:: Data for review ::

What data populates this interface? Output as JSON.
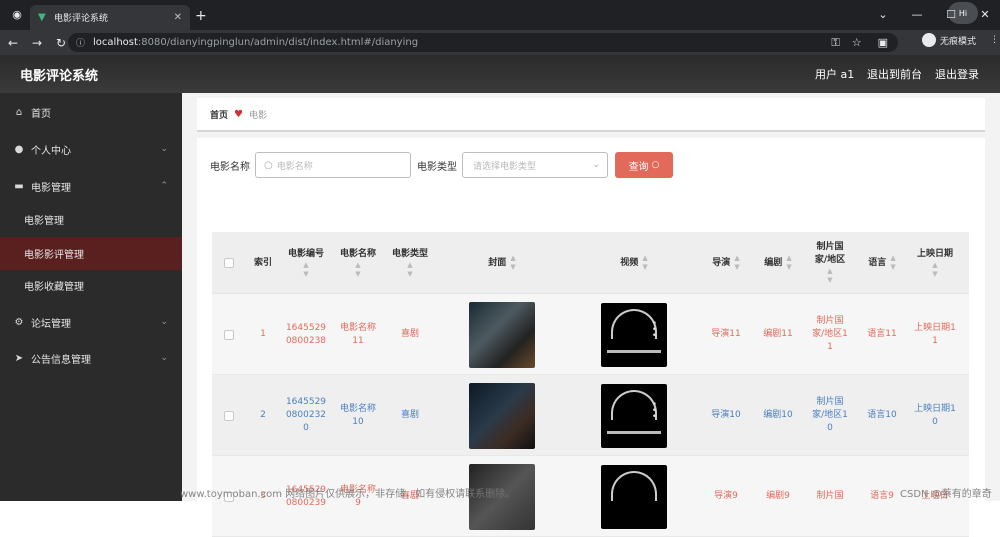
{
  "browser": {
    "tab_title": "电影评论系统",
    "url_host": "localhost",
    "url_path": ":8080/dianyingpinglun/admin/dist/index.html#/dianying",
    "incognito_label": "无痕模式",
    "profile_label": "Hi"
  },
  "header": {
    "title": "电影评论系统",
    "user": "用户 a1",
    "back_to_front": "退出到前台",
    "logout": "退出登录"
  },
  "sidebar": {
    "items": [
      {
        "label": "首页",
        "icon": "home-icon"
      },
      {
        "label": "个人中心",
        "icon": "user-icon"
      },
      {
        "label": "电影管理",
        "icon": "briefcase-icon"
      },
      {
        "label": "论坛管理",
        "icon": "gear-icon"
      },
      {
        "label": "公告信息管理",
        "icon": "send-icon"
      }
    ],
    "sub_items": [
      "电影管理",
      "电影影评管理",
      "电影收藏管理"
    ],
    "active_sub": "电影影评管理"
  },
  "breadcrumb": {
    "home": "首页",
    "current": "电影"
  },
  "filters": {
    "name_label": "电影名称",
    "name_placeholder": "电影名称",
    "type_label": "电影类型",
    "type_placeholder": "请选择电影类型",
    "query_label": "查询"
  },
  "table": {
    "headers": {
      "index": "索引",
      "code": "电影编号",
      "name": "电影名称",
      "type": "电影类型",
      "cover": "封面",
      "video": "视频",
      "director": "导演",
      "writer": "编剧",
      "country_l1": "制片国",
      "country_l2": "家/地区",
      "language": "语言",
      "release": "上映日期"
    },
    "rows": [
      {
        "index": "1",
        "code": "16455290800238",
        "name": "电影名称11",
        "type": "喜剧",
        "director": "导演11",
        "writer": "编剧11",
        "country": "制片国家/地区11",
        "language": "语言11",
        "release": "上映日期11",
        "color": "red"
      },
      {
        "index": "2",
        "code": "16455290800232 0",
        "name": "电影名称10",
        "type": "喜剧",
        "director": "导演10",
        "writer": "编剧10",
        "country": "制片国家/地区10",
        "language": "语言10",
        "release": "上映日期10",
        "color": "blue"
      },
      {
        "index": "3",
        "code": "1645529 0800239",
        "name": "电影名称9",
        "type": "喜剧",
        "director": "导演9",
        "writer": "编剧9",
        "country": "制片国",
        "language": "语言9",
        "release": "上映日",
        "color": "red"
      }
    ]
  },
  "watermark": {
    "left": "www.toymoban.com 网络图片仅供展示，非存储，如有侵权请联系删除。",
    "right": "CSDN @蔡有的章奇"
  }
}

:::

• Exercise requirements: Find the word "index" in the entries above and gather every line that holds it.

• Written solution:
    "url_path": ":8080/dianyingpinglun/admin/dist/index.html#/dianying",
      "index": "索引",
        "index": "1",
        "index": "2",
        "index": "3",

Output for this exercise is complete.